President Obama said that inequality is
the defining challenge of our time.
and he staked his presidency on trying to reduce inequality in access to health insurance and health care. Pope Francis said that
Inequality is the root of social ills.
But what do I mean if I say that I am against inequality? I will briefly summarize a few puzzles about equality in recent moral philosophy and give you some links to explore them.
I see three big questions. This first is, Equality Among Whom? Who falls in the population within which things should be equalized? The American founders believed that “all men are created equal” but they notoriously did not include women or slaves. Today, Americans mostly debate inequality among Americans. This special concern for our countrymen stands in need of justification, because inequality between Americans and the world’s poor is greater than inequality within America. Similarly, I am committed to reducing inequality among children. And yet I worked very hard to give my children the best health care and schooling I could. Can I square my partiality toward my children with my commitment to equality?
The second question is: Equality of What?, that is, what aspect(s) of a person’s life should count when an egalitarian considers whether her ideal is realized in a given society? There are many social outcomes that we might seek to equalize. Much recent discussion focuses on inequality in health, health care, income, wealth, and political power. Considering these diverse aspects of life prompts us to ask whether there is a more fundamental social outcome that we are trying to equalize.
Perhaps we should focus on equality of wellbeing? Or perhaps we should equalize the primary goods or resources that a person can use to pursue their life goals and leave it to the individual to convert these to wellbeing? But what if you disapprove of the life that gives me wellbeing? Suppose that I just want to surf: Are egalitarians required to subsidize my lifestyle? Amartya Sen argues that we should not focus on equalizing wellbeing, but rather on ensuring that each person has the capabilities necessary
to lead the type of life he or she has reason to value.
Or should we not focus on social outcomes at all, but only on equality of opportunity to achieve those outcomes? But what does equality of opportunity actually imply? Must every child have the same probability distribution of social outcomes at birth? Could we get there without equalizing their parents’ wealth and income? Or is it sufficient for equality of opportunity that everyone is equal before the law?
OK, suppose that we know what we want to equalize. The third question is: Why Do I Want Equality?
in itself bad if some people are worse off than others through no fault or choice of theirs.
These people want to achieve equality for its own sake. A common objection to this view, however, is that it appears to endorse “levelling down,” that is,
this principle implausibly implies that, if some people are better off than others, it would be in one way better if everyone became much worse off, but the better off people suffered greater misfortunes, so that everyone became equally badly off.
Parfit distinguished the goal of seeking a better distribution from a prioritarian view, in which
we have stronger reasons to benefit people the worse off these people are.

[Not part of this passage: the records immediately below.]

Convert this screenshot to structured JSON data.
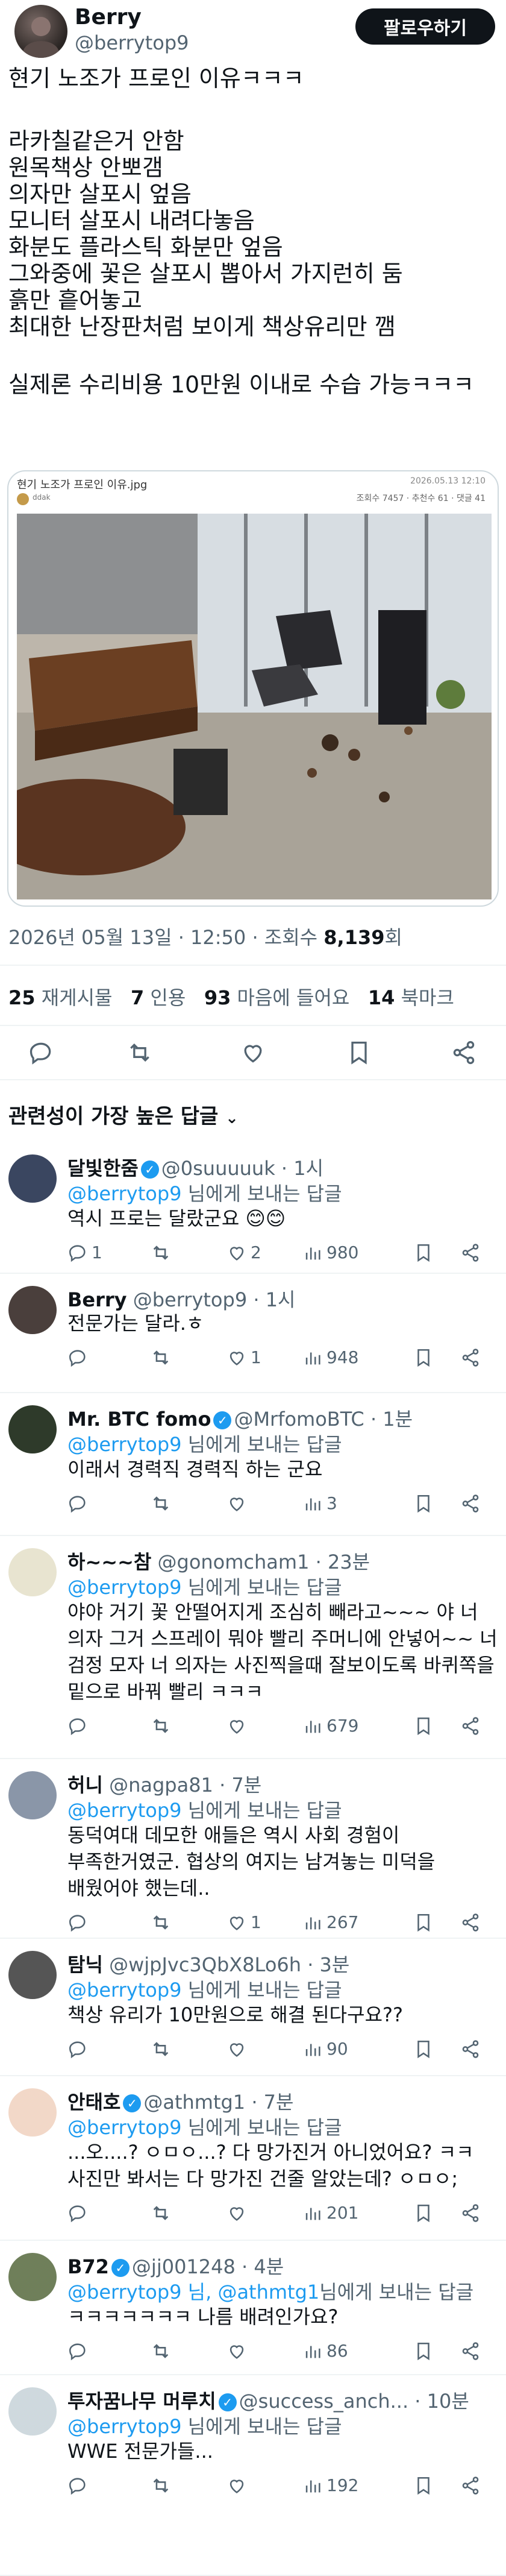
{
  "header": {
    "name": "Berry",
    "handle": "@berrytop9",
    "follow_label": "팔로우하기"
  },
  "post": {
    "lines": [
      "현기 노조가 프로인 이유ㅋㅋㅋ",
      "",
      "라카칠같은거 안함",
      "원목책상 안뽀갬",
      "의자만 살포시 엎음",
      "모니터 살포시 내려다놓음",
      "화분도 플라스틱 화분만 엎음",
      "그와중에 꽃은 살포시 뽑아서 가지런히 둠",
      "흙만 흩어놓고",
      "최대한 난장판처럼 보이게 책상유리만 깸",
      "",
      "실제론 수리비용 10만원 이내로 수습 가능ㅋㅋㅋ"
    ],
    "media": {
      "caption": "현기 노조가 프로인 이유.jpg",
      "date": "2026.05.13 12:10",
      "stats": "조회수 7457 · 추천수 61 · 댓글 41",
      "source": "ddak"
    },
    "meta": {
      "time": "2026년 05월 13일 · 12:50 · 조회수 ",
      "views": "8,139",
      "views_suffix": "회"
    },
    "stats": [
      {
        "num": "25",
        "label": "재게시물"
      },
      {
        "num": "7",
        "label": "인용"
      },
      {
        "num": "93",
        "label": "마음에 들어요"
      },
      {
        "num": "14",
        "label": "북마크"
      }
    ]
  },
  "sort_label": "관련성이 가장 높은 답글",
  "replies": [
    {
      "name": "달빛한줌",
      "verified": true,
      "handle": "@0suuuuuk · 1시",
      "to_prefix": "",
      "to": "@berrytop9",
      "to_suffix": " 님에게 보내는 답글",
      "lines": [
        "역시 프로는 달랐군요 😊😊"
      ],
      "replies": "1",
      "reposts": "",
      "likes": "2",
      "views": "980",
      "avatar_color": "#3a4660"
    },
    {
      "name": "Berry",
      "verified": false,
      "handle": "@berrytop9 · 1시",
      "to_prefix": "",
      "to": "",
      "to_suffix": "",
      "lines": [
        "전문가는 달라.ㅎ"
      ],
      "replies": "",
      "reposts": "",
      "likes": "1",
      "views": "948",
      "avatar_color": "#4a3f3c"
    },
    {
      "name": "Mr. BTC fomo",
      "verified": true,
      "handle": "@MrfomoBTC · 1분",
      "to_prefix": "",
      "to": "@berrytop9",
      "to_suffix": " 님에게 보내는 답글",
      "lines": [
        "이래서 경력직 경력직 하는 군요"
      ],
      "replies": "",
      "reposts": "",
      "likes": "",
      "views": "3",
      "avatar_color": "#2e3a2a"
    },
    {
      "name": "하~~~참",
      "verified": false,
      "handle": "@gonomcham1 · 23분",
      "to_prefix": "",
      "to": "@berrytop9",
      "to_suffix": " 님에게 보내는 답글",
      "lines": [
        "야야 거기  꽃 안떨어지게 조심히 빼라고~~~  야 너",
        "의자 그거 스프레이 뭐야 빨리 주머니에 안넣어~~  너",
        "검정 모자 너 의자는 사진찍을때 잘보이도록 바퀴쪽을",
        "밑으로 바꿔 빨리 ㅋㅋㅋ"
      ],
      "replies": "",
      "reposts": "",
      "likes": "",
      "views": "679",
      "avatar_color": "#e8e4d0"
    },
    {
      "name": "허니",
      "verified": false,
      "handle": "@nagpa81 · 7분",
      "to_prefix": "",
      "to": "@berrytop9",
      "to_suffix": " 님에게 보내는 답글",
      "lines": [
        "동덕여대 데모한 애들은 역시 사회 경험이",
        "부족한거였군. 협상의 여지는 남겨놓는 미덕을",
        "배웠어야 했는데.."
      ],
      "replies": "",
      "reposts": "",
      "likes": "1",
      "views": "267",
      "avatar_color": "#8a96a8"
    },
    {
      "name": "탐닉",
      "verified": false,
      "handle": "@wjpJvc3QbX8Lo6h · 3분",
      "to_prefix": "",
      "to": "@berrytop9",
      "to_suffix": " 님에게 보내는 답글",
      "lines": [
        "책상 유리가 10만원으로 해결 된다구요??"
      ],
      "replies": "",
      "reposts": "",
      "likes": "",
      "views": "90",
      "avatar_color": "#555555"
    },
    {
      "name": "안태호",
      "verified": true,
      "handle": "@athmtg1 · 7분",
      "to_prefix": "",
      "to": "@berrytop9",
      "to_suffix": " 님에게 보내는 답글",
      "lines": [
        "...오....? ㅇㅁㅇ...? 다 망가진거 아니었어요? ㅋㅋ",
        "사진만 봐서는 다 망가진 건줄 알았는데? ㅇㅁㅇ;"
      ],
      "replies": "",
      "reposts": "",
      "likes": "",
      "views": "201",
      "avatar_color": "#f2d8c8"
    },
    {
      "name": "B72",
      "verified": true,
      "handle": "@jj001248 · 4분",
      "to_prefix": "",
      "to": "@berrytop9 님, @athmtg1",
      "to_suffix": "님에게 보내는 답글",
      "lines": [
        "ㅋㅋㅋㅋㅋㅋㅋ 나름 배려인가요?"
      ],
      "replies": "",
      "reposts": "",
      "likes": "",
      "views": "86",
      "avatar_color": "#6f7f5a"
    },
    {
      "name": "투자꿈나무 머루치",
      "verified": true,
      "handle": "@success_anch... · 10분",
      "to_prefix": "",
      "to": "@berrytop9",
      "to_suffix": " 님에게 보내는 답글",
      "lines": [
        "WWE 전문가들..."
      ],
      "replies": "",
      "reposts": "",
      "likes": "",
      "views": "192",
      "avatar_color": "#cfd9de"
    }
  ]
}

Others believe that it doesn’t really matter that some people have less. Rather, the problem is that some people do not have enough by some criterion of need (see an influential account of this ‘sufficientarian‘ view here). For example, I may believe that everyone is entitled to sufficient health care to address life-threatening or disabling disorders, but I don’t have a further obligation to, for example, deliver care for less severe health problems, or to see that everyone receives health services conveniently or in an attractive setting. The challenge for this view is to find a non-arbitrary method to define sufficiency.
Thinking through these questions is deeply illuminating, but given their complexity, I am far from certain that I understand what the norm of equality means — let alone what causes inequality. Yet this is not disabling. Inequality is hard to define, but I think we know it when we see it. Daniel Hausman writes beautifully that:
What really drives most egalitarians… is a concern with the terrible circumstances of those who are worst off in the societies that we are familiar with. The misery, shame, helplessness, degradation, and servility of those who are poor give one reason to fight against inequalities in wealth. The limitation of freedom and the stunting of intellect and sensibility caused by poor education give one reason to fight against inequalities in schooling. The suffering of those who are sick and the shrinking of their lives give one reason to fight against inequalities in health… [This] concern with those who are poor bleeds into the other factor… that motivates egalitarianism, which is [that]… All people have the same intrinsic worth, deserve the same “baseline” respect from others, and deserve from their society an impartial and equal respect for their interests… Each person should be able to get up in the morning, look in the mirror, and say to himself or herself [that] “I have the same worth as everyone else, and that is how others treat me and how they must treat me. I have no betters, and my society recognizes none as better than me. The institutions in my society favor none over me and favor me over none other. Should we happen to find one another’s company agreeable, I could be friends with anyone. No one is above me or below me.”
See also the quotations from Adam Smith in Thoma’s post.
My advice is: Make egalitarianism a way of life rather than a mode of rhetoric. Be careful about accusing others of not caring about equality. It’s likely that your adversary believes in equality, but construes it differently than you. Look past partisan labels. See who is truly committed to living with her neighbor as an equal.